#### What this task involves:
Go through the lines below. Copy those with "合同到期日".

#### Stored dataset items:
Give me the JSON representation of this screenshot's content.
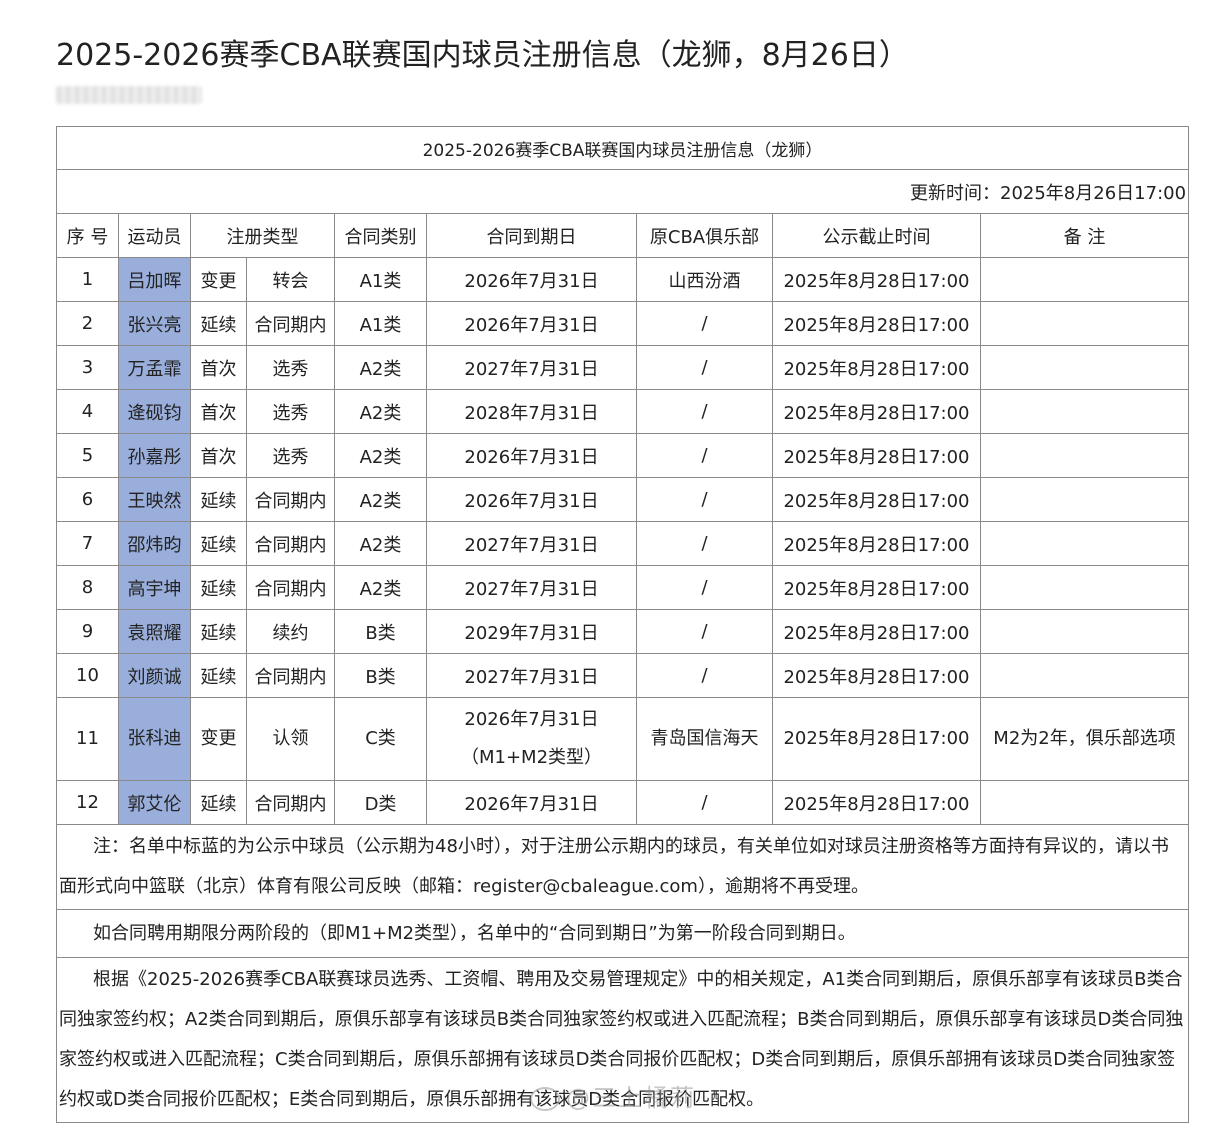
{
  "page": {
    "title": "2025-2026赛季CBA联赛国内球员注册信息（龙狮，8月26日）"
  },
  "table": {
    "caption": "2025-2026赛季CBA联赛国内球员注册信息（龙狮）",
    "update_time": "更新时间：2025年8月26日17:00",
    "headers": {
      "no": "序 号",
      "player": "运动员",
      "reg_type": "注册类型",
      "contract_class": "合同类别",
      "expiry": "合同到期日",
      "former_club": "原CBA俱乐部",
      "deadline": "公示截止时间",
      "remark": "备 注"
    },
    "rows": [
      {
        "no": "1",
        "player": "吕加晖",
        "reg_a": "变更",
        "reg_b": "转会",
        "class": "A1类",
        "expiry": "2026年7月31日",
        "club": "山西汾酒",
        "deadline": "2025年8月28日17:00",
        "remark": ""
      },
      {
        "no": "2",
        "player": "张兴亮",
        "reg_a": "延续",
        "reg_b": "合同期内",
        "class": "A1类",
        "expiry": "2026年7月31日",
        "club": "/",
        "deadline": "2025年8月28日17:00",
        "remark": ""
      },
      {
        "no": "3",
        "player": "万孟霏",
        "reg_a": "首次",
        "reg_b": "选秀",
        "class": "A2类",
        "expiry": "2027年7月31日",
        "club": "/",
        "deadline": "2025年8月28日17:00",
        "remark": ""
      },
      {
        "no": "4",
        "player": "逄砚钧",
        "reg_a": "首次",
        "reg_b": "选秀",
        "class": "A2类",
        "expiry": "2028年7月31日",
        "club": "/",
        "deadline": "2025年8月28日17:00",
        "remark": ""
      },
      {
        "no": "5",
        "player": "孙嘉彤",
        "reg_a": "首次",
        "reg_b": "选秀",
        "class": "A2类",
        "expiry": "2026年7月31日",
        "club": "/",
        "deadline": "2025年8月28日17:00",
        "remark": ""
      },
      {
        "no": "6",
        "player": "王映然",
        "reg_a": "延续",
        "reg_b": "合同期内",
        "class": "A2类",
        "expiry": "2026年7月31日",
        "club": "/",
        "deadline": "2025年8月28日17:00",
        "remark": ""
      },
      {
        "no": "7",
        "player": "邵炜昀",
        "reg_a": "延续",
        "reg_b": "合同期内",
        "class": "A2类",
        "expiry": "2027年7月31日",
        "club": "/",
        "deadline": "2025年8月28日17:00",
        "remark": ""
      },
      {
        "no": "8",
        "player": "高宇坤",
        "reg_a": "延续",
        "reg_b": "合同期内",
        "class": "A2类",
        "expiry": "2027年7月31日",
        "club": "/",
        "deadline": "2025年8月28日17:00",
        "remark": ""
      },
      {
        "no": "9",
        "player": "袁照耀",
        "reg_a": "延续",
        "reg_b": "续约",
        "class": "B类",
        "expiry": "2029年7月31日",
        "club": "/",
        "deadline": "2025年8月28日17:00",
        "remark": ""
      },
      {
        "no": "10",
        "player": "刘颜诚",
        "reg_a": "延续",
        "reg_b": "合同期内",
        "class": "B类",
        "expiry": "2027年7月31日",
        "club": "/",
        "deadline": "2025年8月28日17:00",
        "remark": ""
      }
    ],
    "row11": {
      "no": "11",
      "player": "张科迪",
      "reg_a": "变更",
      "reg_b": "认领",
      "class": "C类",
      "expiry_line1": "2026年7月31日",
      "expiry_line2": "（M1+M2类型）",
      "club": "青岛国信海天",
      "deadline": "2025年8月28日17:00",
      "remark": "M2为2年，俱乐部选项"
    },
    "row12": {
      "no": "12",
      "player": "郭艾伦",
      "reg_a": "延续",
      "reg_b": "合同期内",
      "class": "D类",
      "expiry": "2026年7月31日",
      "club": "/",
      "deadline": "2025年8月28日17:00",
      "remark": ""
    },
    "notes": {
      "note1": "注：名单中标蓝的为公示中球员（公示期为48小时），对于注册公示期内的球员，有关单位如对球员注册资格等方面持有异议的，请以书面形式向中篮联（北京）体育有限公司反映（邮箱：register@cbaleague.com），逾期将不再受理。",
      "note2": "如合同聘用期限分两阶段的（即M1+M2类型），名单中的“合同到期日”为第一阶段合同到期日。",
      "note3": "根据《2025-2026赛季CBA联赛球员选秀、工资帽、聘用及交易管理规定》中的相关规定，A1类合同到期后，原俱乐部享有该球员B类合同独家签约权；A2类合同到期后，原俱乐部享有该球员B类合同独家签约权或进入匹配流程；B类合同到期后，原俱乐部享有该球员D类合同独家签约权或进入匹配流程；C类合同到期后，原俱乐部拥有该球员D类合同报价匹配权；D类合同到期后，原俱乐部拥有该球员D类合同独家签约权或D类合同报价匹配权；E类合同到期后，原俱乐部拥有该球员D类合同报价匹配权。"
    }
  },
  "watermark": {
    "text": "@三上橘莉"
  }
}
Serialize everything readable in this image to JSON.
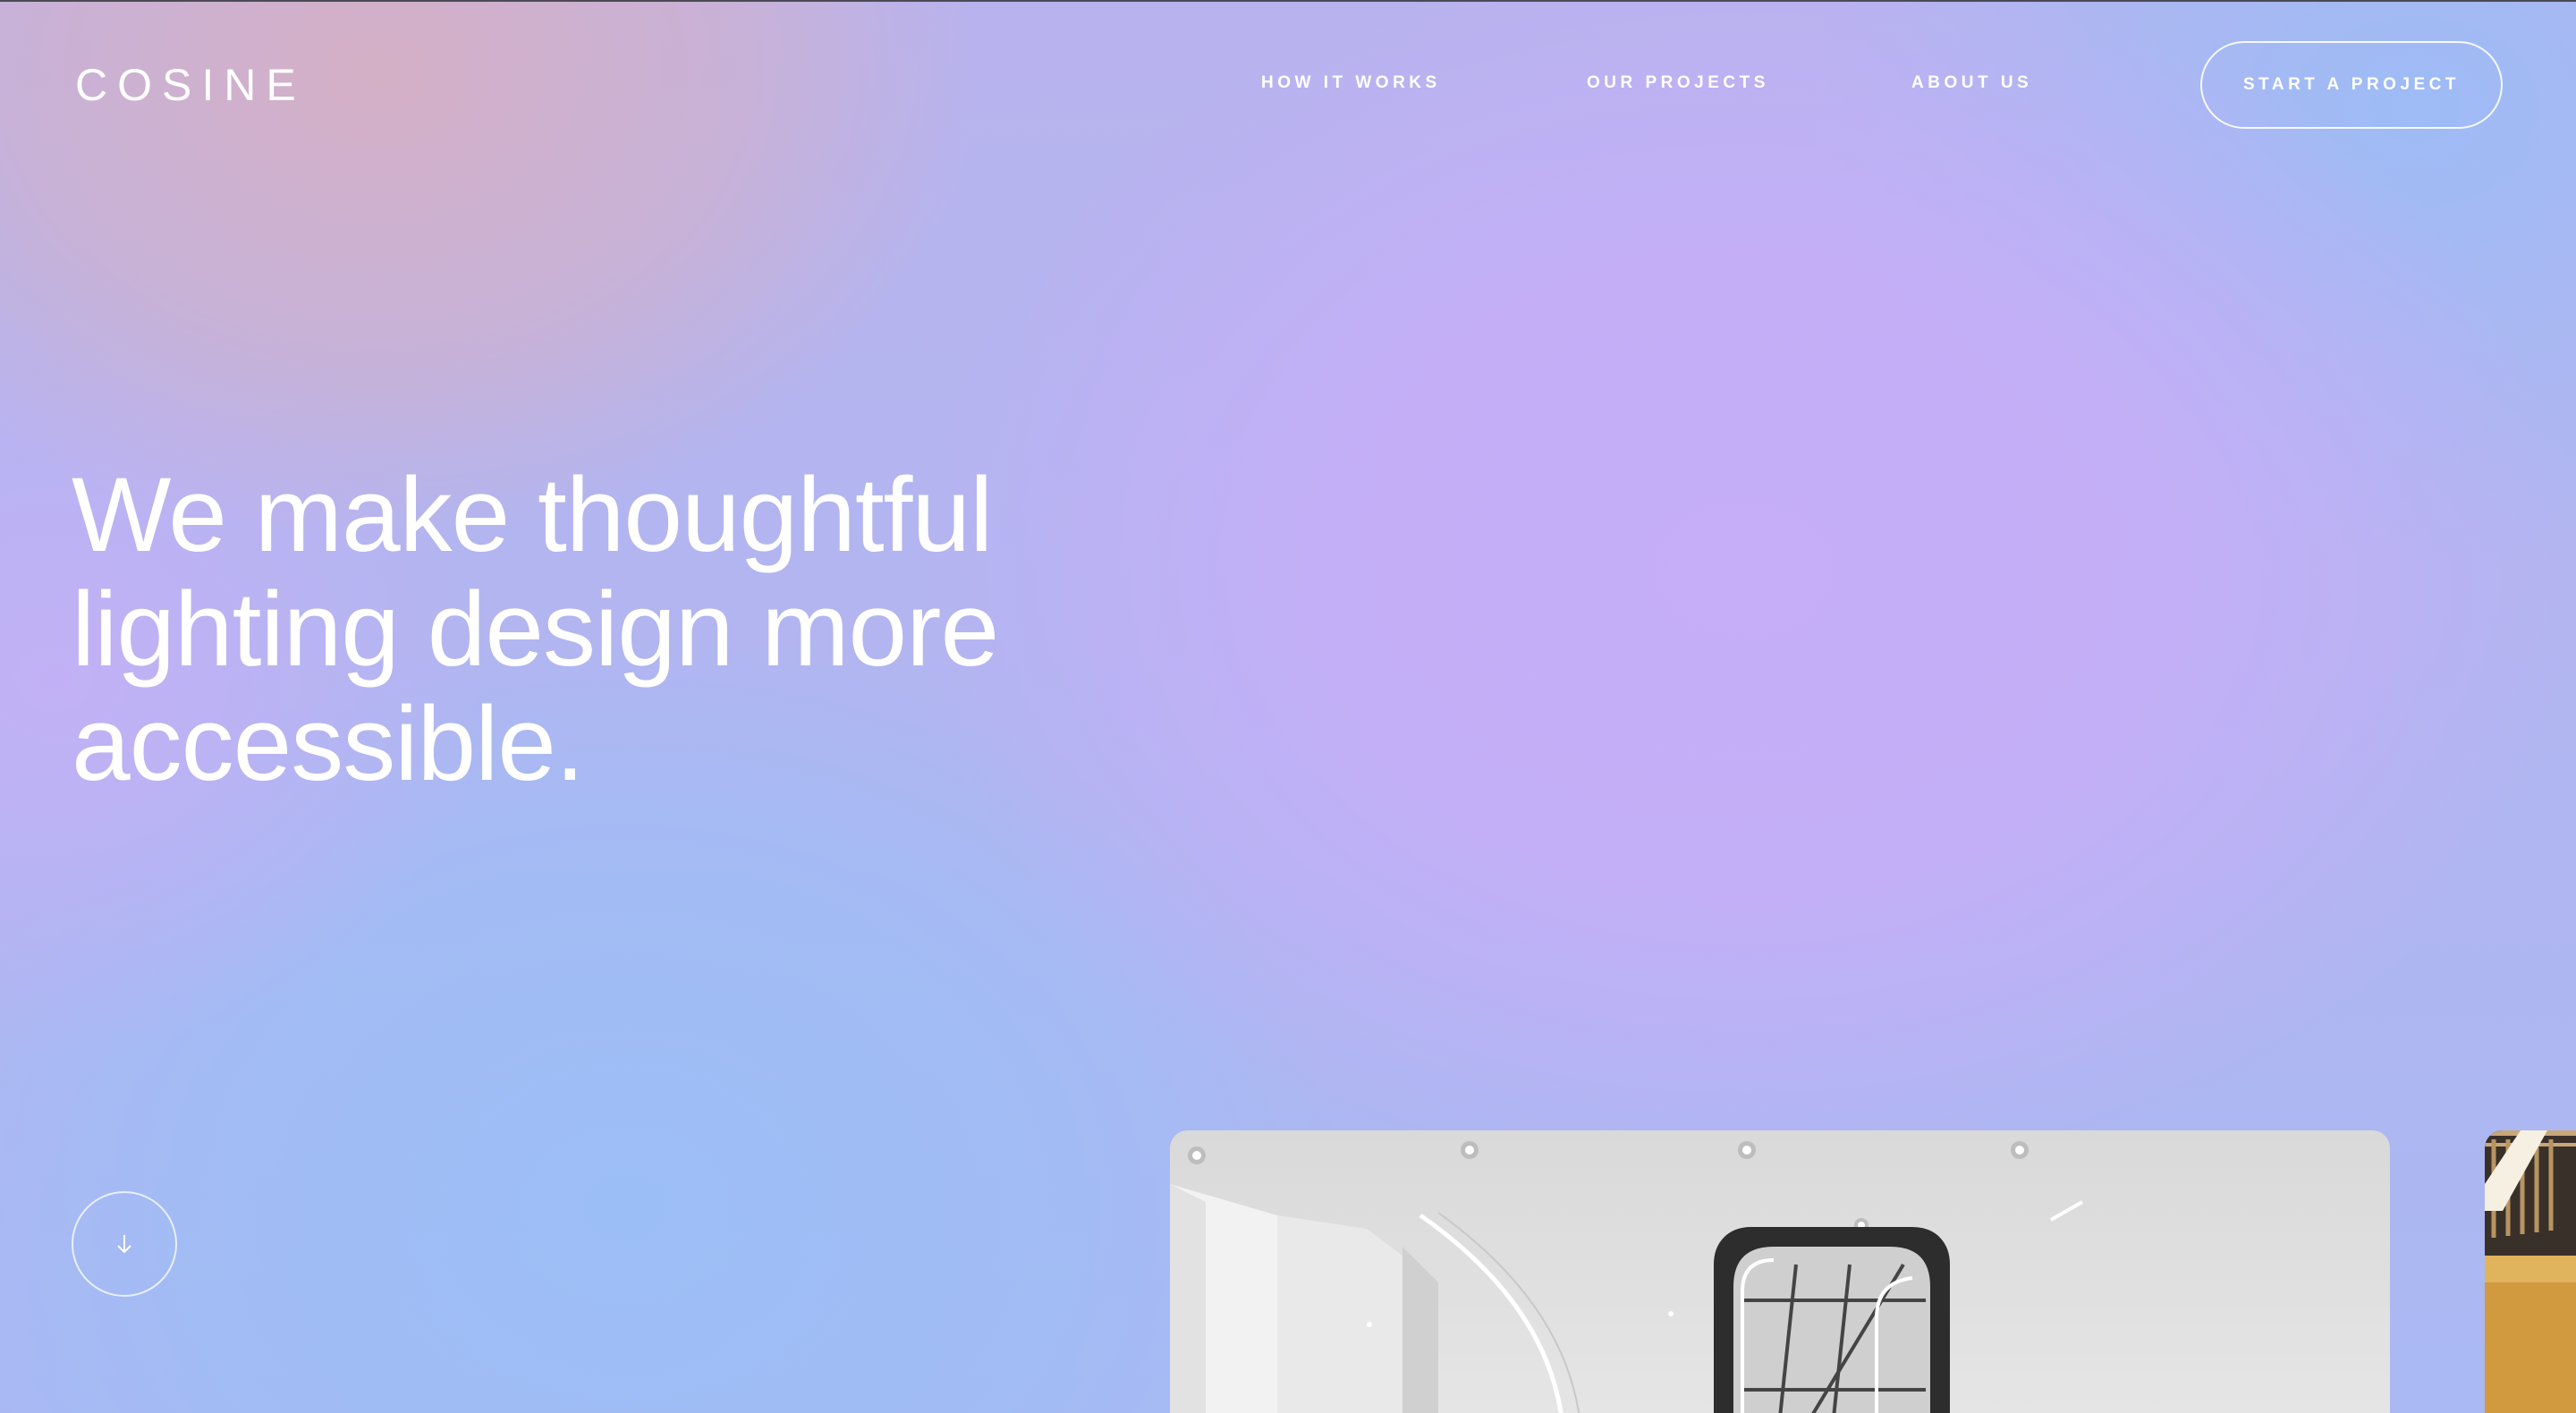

#### Task result:
      "expiry": "合同到期日",
      "note2": "如合同聘用期限分两阶段的（即M1+M2类型），名单中的“合同到期日”为第一阶段合同到期日。",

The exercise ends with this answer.